The board has been trying to decide how to reorganize the school system and potentially capitalize on an unofficial proposal from the city to buy the existing middle school on Alabama 21.
The projects ranged from an estimated $8.7 million to convert Golden Springs Elementary to $12 million to build the wing from the ground up at Anniston High School. The plans are generic at this stage and would have to be fine-tuned by the board, which could affect the final cost, said architect Seawell McKee.
Representing McKee and Associates, McKee provided the estimates so the board members could compare the costs as they decide how to proceed. McKee said he was donating his time so the members would have the best information to make a decision.
“So, feel free to use a lot of my time,” McKee said. “This is the fun stuff that we do.”
Converting Cobb Elementary would require enlarging each classroom to 780 square feet, the minimum recommended by the state Department of Education for 26 middle school-aged students. The school would need a new gymnasium, library with computer stations, two special education and one gifted enrichment rooms, band and choral rooms and a computer lab, McKee said.
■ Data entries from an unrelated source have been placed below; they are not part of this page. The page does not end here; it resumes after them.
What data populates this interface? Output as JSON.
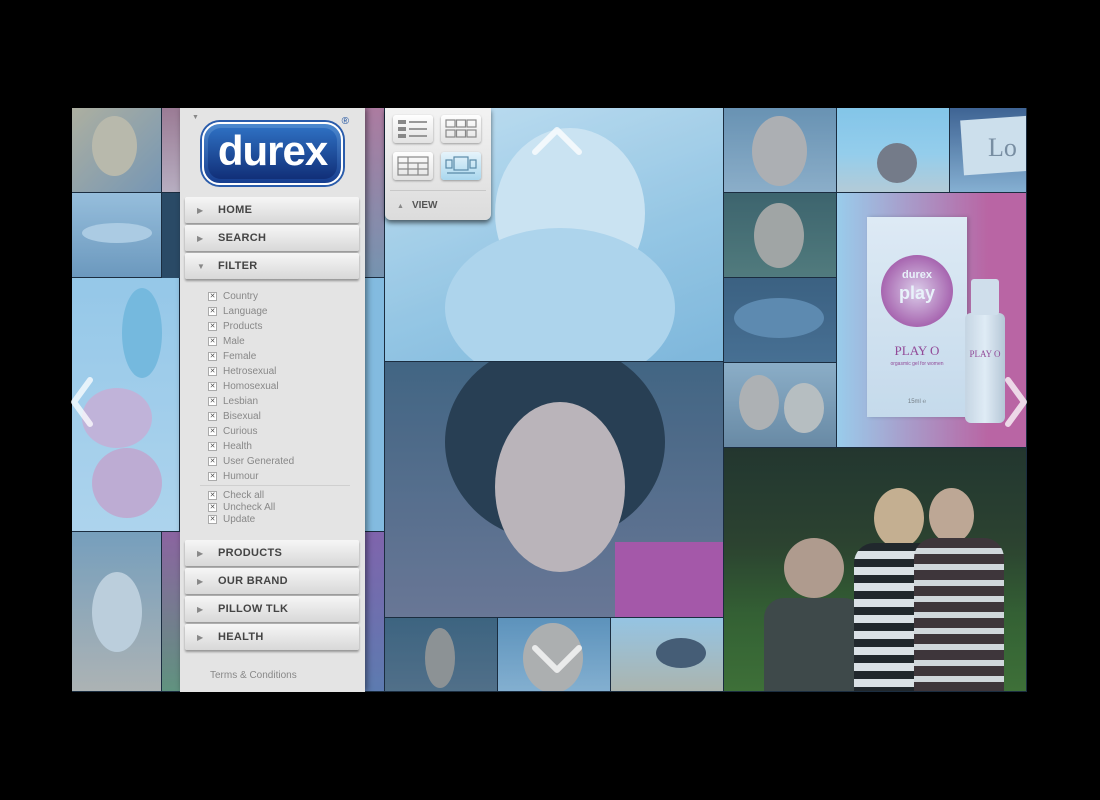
{
  "brand": {
    "logo_text": "durex",
    "registered": "®"
  },
  "nav": {
    "home": "HOME",
    "search": "SEARCH",
    "filter": "FILTER",
    "products": "PRODUCTS",
    "our_brand": "OUR BRAND",
    "pillow_tlk": "PILLOW TLK",
    "health": "HEALTH"
  },
  "filter_items": [
    "Country",
    "Language",
    "Products",
    "Male",
    "Female",
    "Hetrosexual",
    "Homosexual",
    "Lesbian",
    "Bisexual",
    "Curious",
    "Health",
    "User Generated",
    "Humour"
  ],
  "filter_actions": [
    "Check all",
    "Uncheck All",
    "Update"
  ],
  "footer": {
    "terms": "Terms & Conditions"
  },
  "view": {
    "label": "VIEW",
    "modes": [
      "list-view-icon",
      "grid-view-icon",
      "table-view-icon",
      "gallery-view-icon"
    ],
    "active_mode": "gallery-view-icon"
  },
  "images": {
    "product_box_brand": "durex",
    "product_box_line": "play",
    "product_name": "PLAY O",
    "product_tagline": "orgasmic gel for women",
    "product_size": "15ml ℮",
    "bottle_name": "PLAY O",
    "note_text": "Lo"
  },
  "colors": {
    "brand_blue": "#1b4f9e",
    "tile_tint": "#7cc4ea",
    "background": "#000000"
  }
}
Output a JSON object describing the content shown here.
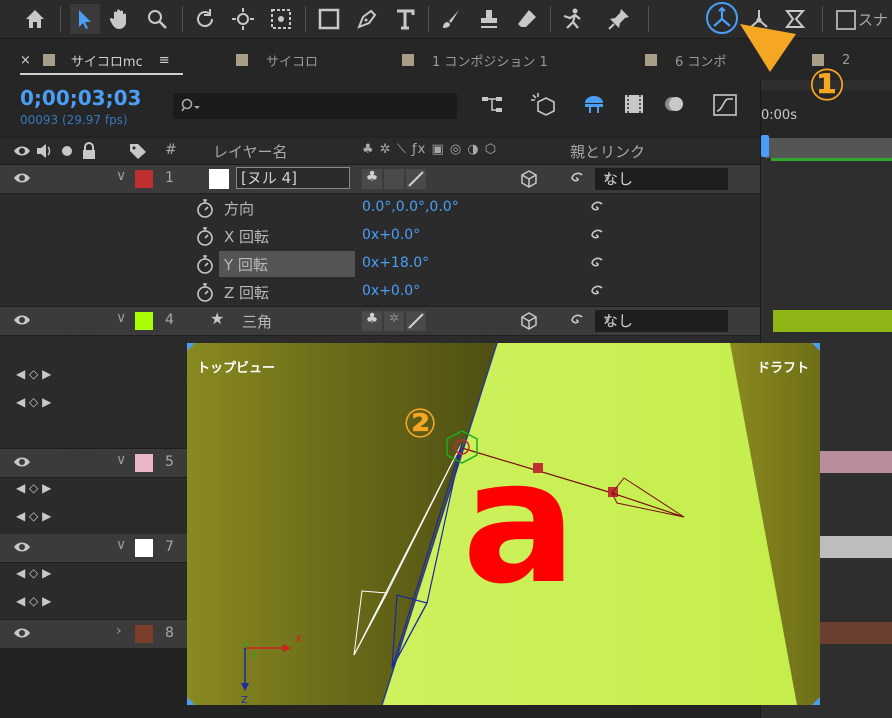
{
  "toolbar": {
    "tools": [
      "home-icon",
      "selection-icon",
      "hand-icon",
      "zoom-icon",
      "rotate-icon",
      "orbit-icon",
      "track-xy-icon",
      "rectangle-icon",
      "pen-icon",
      "text-icon",
      "brush-icon",
      "stamp-icon",
      "eraser-icon",
      "puppet-icon",
      "pin-icon",
      "local-axis-icon",
      "world-axis-icon",
      "view-axis-icon"
    ],
    "snap_label": "スナ"
  },
  "tabs": [
    {
      "label": "サイコロmc",
      "active": true
    },
    {
      "label": "サイコロ"
    },
    {
      "label": "1 コンポジション 1"
    },
    {
      "label": "6 コンポ"
    },
    {
      "label": "2"
    }
  ],
  "timecode": "0;00;03;03",
  "frames": "00093 (29.97 fps)",
  "timeline_start": "0:00s",
  "columns": {
    "name": "レイヤー名",
    "number": "#",
    "parent": "親とリンク"
  },
  "layers": {
    "l1": {
      "num": "1",
      "name": "[ヌル 4]",
      "color": "#c03030",
      "parent": "なし"
    },
    "l4": {
      "num": "4",
      "name": "三角",
      "color": "#aaff00",
      "parent": "なし"
    },
    "l5": {
      "num": "5",
      "color": "#e9b7c6"
    },
    "l7": {
      "num": "7",
      "color": "#ffffff"
    },
    "l8": {
      "num": "8",
      "color": "#7a3e2a"
    }
  },
  "properties": [
    {
      "name": "方向",
      "value": "0.0°,0.0°,0.0°"
    },
    {
      "name": "X 回転",
      "value": "0x+0.0°"
    },
    {
      "name": "Y 回転",
      "value": "0x+18.0°"
    },
    {
      "name": "Z 回転",
      "value": "0x+0.0°"
    }
  ],
  "viewer": {
    "view_label": "トップビュー",
    "draft_label": "ドラフト",
    "glyph": "a"
  },
  "callouts": {
    "one": "①",
    "two": "②"
  },
  "colors": {
    "accent": "#4a9ff5",
    "callout": "#f5a623",
    "glyph": "#ff0000"
  }
}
The plan would also require the city to vacate a portion of a street that lies between the school system’s properties.
It would be slightly easier to renovate at Golden Springs Elementary and the cost reflects that, McKee said.
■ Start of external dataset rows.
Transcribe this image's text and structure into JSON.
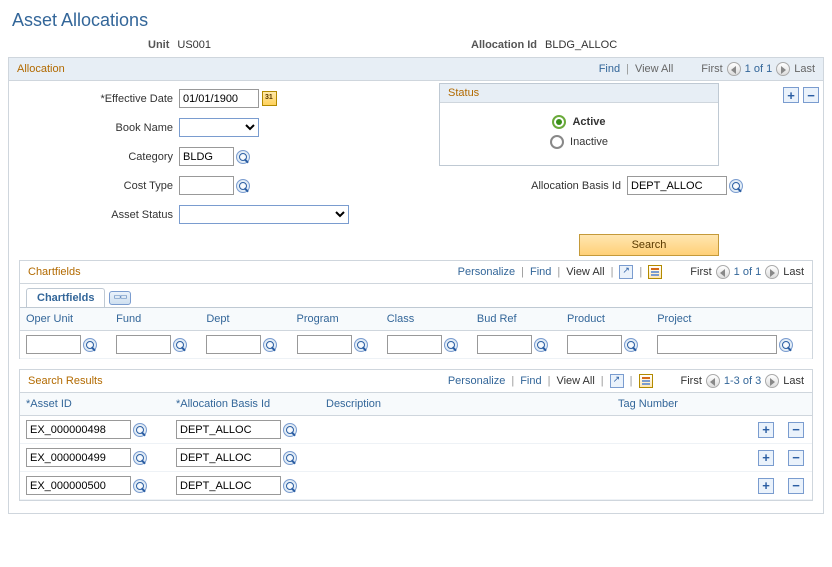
{
  "page": {
    "title": "Asset Allocations"
  },
  "header": {
    "unit_label": "Unit",
    "unit_value": "US001",
    "alloc_label": "Allocation Id",
    "alloc_value": "BLDG_ALLOC"
  },
  "alloc_section": {
    "title": "Allocation",
    "toolbar": {
      "find": "Find",
      "view_all": "View All",
      "first": "First",
      "range": "1 of 1",
      "last": "Last"
    },
    "fields": {
      "effdt_label": "Effective Date",
      "effdt_value": "01/01/1900",
      "book_label": "Book Name",
      "category_label": "Category",
      "category_value": "BLDG",
      "costtype_label": "Cost Type",
      "costtype_value": "",
      "assetstatus_label": "Asset Status",
      "allocbasis_label": "Allocation Basis Id",
      "allocbasis_value": "DEPT_ALLOC"
    },
    "status": {
      "title": "Status",
      "active": "Active",
      "inactive": "Inactive",
      "selected": "active"
    },
    "search_btn": "Search"
  },
  "chartfields": {
    "title": "Chartfields",
    "toolbar": {
      "personalize": "Personalize",
      "find": "Find",
      "view_all": "View All",
      "first": "First",
      "range": "1 of 1",
      "last": "Last"
    },
    "tab_label": "Chartfields",
    "columns": [
      "Oper Unit",
      "Fund",
      "Dept",
      "Program",
      "Class",
      "Bud Ref",
      "Product",
      "Project"
    ]
  },
  "results": {
    "title": "Search Results",
    "toolbar": {
      "personalize": "Personalize",
      "find": "Find",
      "view_all": "View All",
      "first": "First",
      "range": "1-3 of 3",
      "last": "Last"
    },
    "columns": {
      "asset_id": "Asset ID",
      "alloc_basis": "Allocation Basis Id",
      "description": "Description",
      "tag": "Tag Number"
    },
    "rows": [
      {
        "asset_id": "EX_000000498",
        "alloc_basis": "DEPT_ALLOC",
        "description": "",
        "tag": ""
      },
      {
        "asset_id": "EX_000000499",
        "alloc_basis": "DEPT_ALLOC",
        "description": "",
        "tag": ""
      },
      {
        "asset_id": "EX_000000500",
        "alloc_basis": "DEPT_ALLOC",
        "description": "",
        "tag": ""
      }
    ]
  }
}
Renovations at Tenth Street Elementary would be “very, very complicated,” McKee said. Site work alone would eat up $1.3 million and would require cutting into the hillside on which the school is built, he said. That renovation would cost approximately $10.5 million.
Superintendent Joan Frazier asked how much it would cost to tear down an elementary school and build a new middle school on the property. McKee said to build a 70,000-square-foot school for about 400 seventh- and eighth-graders would cost about $9 million. New construction could generate savings because, said McKee, “you’re not restricted by an existing building, so to speak.”
“The other advantage of that is you can now organize the school in a better educational model,” he said.
To build a new seventh- and eighth-grade wing at the high school would cost about $12 million, McKee estimated
In addition to the work on the schools, the system also would have to relocate its central offices, now in a wing of the middle school. The board was considering using the vocational building on the corner of Woodstock Avenue and 11th Street. That renovation would cost approximately $1.2 million, McKee said.
McKee suggested the board figure out how much money it could put towards debt each year and he could work from that amount to figure up a plan. But coming up with that figure was a problem for the board members.
“You’re going to have to get that answer by calling 236-3422,” said board member Bill Robison. “That’s the Anniston city manager’s office.”
McKee said the city has committed some of its new sales tax increase to the school system. The board could use that to create a budget, he said. Frazier and Robison pointed out that the City Council has never said exactly how much of that money, generated by the one-cent sales tax increase that took effect earlier this year, it would give to the school system.
“Most of the cost is going to have to come from the city because the board is committed to using any savings from the reorganization for educational purposes,” Robison said. “Therefore our money’s going to have to come from other cash flow that we can stand within the system — whatever Jimmie (Thompson, financial officer for the school system) and Joan can squeeze and what the council’s willing to put up buying this building and extra.”
The board scheduled a work session for July 24 to discuss system reorganization further.
In other business, the board members:
• Approved renting the high school facilities to the Anniston Runners Club the first weekend in August for the Woodstock 5K. The club will not have to pay a rental fee, but will pay for maintenance costs.
• Approved 4-0 an organizational chart defining the system’s employees’ job descriptions and hierarchy. Board President Mary Harrington abstained from the vote.
• Approved a student code of conduct. The code is unchanged from the past school year.
• Approved athletic supplements for coaches and assistants at the high school.